Look through the records below, and copy out every line that holds the string "this".

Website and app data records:
++++++++++++++++++++
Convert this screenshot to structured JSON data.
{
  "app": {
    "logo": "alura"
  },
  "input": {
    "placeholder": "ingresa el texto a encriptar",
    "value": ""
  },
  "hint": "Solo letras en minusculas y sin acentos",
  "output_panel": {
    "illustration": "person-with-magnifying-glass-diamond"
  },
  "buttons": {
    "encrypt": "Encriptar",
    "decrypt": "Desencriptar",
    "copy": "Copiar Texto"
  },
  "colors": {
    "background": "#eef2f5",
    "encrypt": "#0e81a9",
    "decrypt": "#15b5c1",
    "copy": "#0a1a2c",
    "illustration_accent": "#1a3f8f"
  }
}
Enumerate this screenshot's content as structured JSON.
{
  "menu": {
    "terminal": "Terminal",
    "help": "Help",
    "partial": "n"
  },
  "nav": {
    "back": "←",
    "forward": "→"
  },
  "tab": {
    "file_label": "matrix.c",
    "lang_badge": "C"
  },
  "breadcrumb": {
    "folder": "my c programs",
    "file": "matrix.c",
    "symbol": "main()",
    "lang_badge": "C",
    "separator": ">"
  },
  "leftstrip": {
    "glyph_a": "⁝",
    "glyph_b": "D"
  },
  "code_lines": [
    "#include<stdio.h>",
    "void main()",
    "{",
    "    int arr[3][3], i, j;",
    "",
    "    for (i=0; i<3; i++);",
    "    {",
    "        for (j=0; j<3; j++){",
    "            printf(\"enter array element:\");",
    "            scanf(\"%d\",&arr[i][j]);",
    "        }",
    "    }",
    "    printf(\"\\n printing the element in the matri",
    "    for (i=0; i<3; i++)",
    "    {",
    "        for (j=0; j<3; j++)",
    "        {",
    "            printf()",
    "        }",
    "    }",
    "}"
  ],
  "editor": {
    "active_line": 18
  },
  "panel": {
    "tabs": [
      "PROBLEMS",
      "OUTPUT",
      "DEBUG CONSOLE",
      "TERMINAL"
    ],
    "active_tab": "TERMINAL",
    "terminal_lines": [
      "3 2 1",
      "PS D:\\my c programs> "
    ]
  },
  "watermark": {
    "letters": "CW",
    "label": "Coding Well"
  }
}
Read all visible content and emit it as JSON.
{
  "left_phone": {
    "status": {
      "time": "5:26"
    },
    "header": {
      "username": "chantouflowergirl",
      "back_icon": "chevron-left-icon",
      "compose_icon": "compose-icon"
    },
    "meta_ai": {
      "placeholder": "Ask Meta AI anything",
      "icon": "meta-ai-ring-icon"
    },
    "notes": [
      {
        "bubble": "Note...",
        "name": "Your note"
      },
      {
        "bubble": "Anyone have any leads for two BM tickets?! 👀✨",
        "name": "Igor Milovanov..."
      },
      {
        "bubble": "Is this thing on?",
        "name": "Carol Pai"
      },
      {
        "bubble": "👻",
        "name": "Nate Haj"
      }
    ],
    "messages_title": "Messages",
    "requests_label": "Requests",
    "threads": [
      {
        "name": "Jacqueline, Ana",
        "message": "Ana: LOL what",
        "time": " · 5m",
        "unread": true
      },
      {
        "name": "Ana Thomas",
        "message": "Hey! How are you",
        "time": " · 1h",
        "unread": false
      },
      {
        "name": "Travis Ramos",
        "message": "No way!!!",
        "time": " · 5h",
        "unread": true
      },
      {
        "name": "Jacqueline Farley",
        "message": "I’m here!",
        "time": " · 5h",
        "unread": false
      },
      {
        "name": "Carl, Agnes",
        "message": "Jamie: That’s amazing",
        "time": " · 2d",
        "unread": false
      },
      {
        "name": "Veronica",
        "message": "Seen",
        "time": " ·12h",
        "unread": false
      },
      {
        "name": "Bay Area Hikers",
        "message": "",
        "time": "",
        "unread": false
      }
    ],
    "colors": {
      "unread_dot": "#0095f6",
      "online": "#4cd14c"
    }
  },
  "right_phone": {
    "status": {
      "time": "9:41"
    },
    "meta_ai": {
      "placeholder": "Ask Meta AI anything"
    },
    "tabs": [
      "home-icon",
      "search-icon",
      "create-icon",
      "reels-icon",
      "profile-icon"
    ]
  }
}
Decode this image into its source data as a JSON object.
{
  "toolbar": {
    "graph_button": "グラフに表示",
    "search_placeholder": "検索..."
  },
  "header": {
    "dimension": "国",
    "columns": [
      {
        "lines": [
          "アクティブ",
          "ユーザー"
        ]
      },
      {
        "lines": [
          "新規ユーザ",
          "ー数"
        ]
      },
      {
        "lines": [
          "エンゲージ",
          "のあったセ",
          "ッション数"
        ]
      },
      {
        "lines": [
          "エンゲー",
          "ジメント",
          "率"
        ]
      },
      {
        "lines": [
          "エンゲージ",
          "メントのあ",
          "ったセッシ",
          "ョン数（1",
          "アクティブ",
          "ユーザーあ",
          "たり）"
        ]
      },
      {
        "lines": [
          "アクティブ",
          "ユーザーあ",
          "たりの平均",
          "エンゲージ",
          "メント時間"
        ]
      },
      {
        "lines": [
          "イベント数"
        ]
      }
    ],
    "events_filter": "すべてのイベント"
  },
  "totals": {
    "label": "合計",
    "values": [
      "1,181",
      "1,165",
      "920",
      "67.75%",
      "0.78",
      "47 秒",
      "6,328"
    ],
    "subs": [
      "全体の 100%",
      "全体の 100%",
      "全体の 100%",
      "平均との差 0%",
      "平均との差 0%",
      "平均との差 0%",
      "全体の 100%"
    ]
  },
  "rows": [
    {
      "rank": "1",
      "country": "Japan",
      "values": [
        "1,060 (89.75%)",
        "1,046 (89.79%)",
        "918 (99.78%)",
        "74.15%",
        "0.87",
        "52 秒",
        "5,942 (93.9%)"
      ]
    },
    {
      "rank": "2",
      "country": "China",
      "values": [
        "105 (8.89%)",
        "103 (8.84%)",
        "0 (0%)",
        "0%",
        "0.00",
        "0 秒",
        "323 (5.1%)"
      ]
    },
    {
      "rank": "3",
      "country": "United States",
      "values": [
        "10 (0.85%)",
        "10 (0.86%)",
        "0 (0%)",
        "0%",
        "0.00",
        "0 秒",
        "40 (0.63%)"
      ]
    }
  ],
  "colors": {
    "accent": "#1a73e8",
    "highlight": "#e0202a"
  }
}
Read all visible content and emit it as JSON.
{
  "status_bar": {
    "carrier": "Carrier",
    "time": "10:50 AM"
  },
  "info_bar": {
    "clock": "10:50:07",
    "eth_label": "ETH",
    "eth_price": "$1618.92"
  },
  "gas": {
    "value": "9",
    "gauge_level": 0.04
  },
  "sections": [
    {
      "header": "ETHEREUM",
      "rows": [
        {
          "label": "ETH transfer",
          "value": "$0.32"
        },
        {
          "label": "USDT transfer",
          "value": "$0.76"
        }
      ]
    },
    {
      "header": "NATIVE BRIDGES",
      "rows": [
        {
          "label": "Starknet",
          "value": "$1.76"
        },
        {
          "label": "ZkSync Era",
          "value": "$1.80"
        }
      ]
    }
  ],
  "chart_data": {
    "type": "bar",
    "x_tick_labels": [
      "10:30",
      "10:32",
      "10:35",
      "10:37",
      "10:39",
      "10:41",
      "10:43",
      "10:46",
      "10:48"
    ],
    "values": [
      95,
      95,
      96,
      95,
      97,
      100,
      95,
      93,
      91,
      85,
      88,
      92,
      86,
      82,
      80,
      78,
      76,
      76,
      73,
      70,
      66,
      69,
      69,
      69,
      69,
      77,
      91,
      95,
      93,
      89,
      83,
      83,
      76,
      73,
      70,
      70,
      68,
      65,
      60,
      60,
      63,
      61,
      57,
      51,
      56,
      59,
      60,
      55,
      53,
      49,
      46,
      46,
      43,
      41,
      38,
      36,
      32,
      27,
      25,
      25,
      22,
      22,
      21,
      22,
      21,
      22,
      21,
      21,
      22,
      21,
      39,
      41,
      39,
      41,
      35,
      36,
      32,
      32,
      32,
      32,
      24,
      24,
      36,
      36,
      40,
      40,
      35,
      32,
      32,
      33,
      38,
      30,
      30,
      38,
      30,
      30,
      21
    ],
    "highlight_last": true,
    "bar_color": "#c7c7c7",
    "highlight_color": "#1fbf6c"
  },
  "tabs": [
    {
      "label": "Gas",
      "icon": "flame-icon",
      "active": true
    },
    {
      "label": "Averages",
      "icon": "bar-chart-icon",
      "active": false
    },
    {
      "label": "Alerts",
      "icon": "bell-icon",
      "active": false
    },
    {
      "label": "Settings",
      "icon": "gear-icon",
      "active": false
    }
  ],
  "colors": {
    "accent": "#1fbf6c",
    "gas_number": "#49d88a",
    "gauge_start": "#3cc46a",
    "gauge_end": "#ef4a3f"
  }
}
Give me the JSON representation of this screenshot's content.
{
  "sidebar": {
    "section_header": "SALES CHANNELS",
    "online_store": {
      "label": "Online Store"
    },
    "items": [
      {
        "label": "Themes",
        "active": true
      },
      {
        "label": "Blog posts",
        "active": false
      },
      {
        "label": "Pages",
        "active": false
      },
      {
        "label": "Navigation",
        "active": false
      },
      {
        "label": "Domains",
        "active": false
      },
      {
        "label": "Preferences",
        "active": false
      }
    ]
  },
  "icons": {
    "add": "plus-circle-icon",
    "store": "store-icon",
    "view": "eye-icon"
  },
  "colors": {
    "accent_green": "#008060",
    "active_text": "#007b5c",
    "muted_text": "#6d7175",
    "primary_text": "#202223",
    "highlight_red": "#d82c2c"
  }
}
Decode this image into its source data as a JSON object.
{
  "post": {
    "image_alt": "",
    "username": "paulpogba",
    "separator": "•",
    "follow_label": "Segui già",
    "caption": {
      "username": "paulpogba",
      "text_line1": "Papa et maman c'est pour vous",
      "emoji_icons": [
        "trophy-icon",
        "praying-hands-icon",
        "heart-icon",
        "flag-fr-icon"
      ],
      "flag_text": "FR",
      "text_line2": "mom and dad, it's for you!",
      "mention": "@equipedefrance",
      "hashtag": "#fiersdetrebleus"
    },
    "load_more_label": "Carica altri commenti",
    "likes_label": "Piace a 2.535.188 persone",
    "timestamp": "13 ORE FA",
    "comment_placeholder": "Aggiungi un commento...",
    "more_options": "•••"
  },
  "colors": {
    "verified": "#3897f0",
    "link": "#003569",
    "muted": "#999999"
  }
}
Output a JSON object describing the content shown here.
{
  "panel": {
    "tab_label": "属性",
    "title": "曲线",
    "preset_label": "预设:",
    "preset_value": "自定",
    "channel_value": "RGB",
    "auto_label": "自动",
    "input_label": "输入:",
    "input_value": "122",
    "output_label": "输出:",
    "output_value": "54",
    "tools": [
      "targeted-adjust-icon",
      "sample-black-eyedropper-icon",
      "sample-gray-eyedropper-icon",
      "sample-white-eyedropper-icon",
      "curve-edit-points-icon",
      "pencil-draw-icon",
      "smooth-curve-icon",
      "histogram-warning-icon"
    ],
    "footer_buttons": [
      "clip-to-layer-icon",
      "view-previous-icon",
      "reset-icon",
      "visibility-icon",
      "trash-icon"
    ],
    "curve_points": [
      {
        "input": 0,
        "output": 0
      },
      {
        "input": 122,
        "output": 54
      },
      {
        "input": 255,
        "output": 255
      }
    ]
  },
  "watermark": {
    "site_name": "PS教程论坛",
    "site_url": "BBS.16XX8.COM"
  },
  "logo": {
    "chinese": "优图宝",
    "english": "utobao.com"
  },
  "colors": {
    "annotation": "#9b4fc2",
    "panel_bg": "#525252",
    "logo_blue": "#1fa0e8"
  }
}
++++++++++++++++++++
WRITTEN RESPONSE
Convert this screenshot to structured JSON data.
Enumerate this screenshot's content as structured JSON.
        "bubble": "Is this thing on?",
Decode this image into its source data as a JSON object.
Give me the JSON representation of this screenshot's content.
Decode this image into its source data as a JSON object.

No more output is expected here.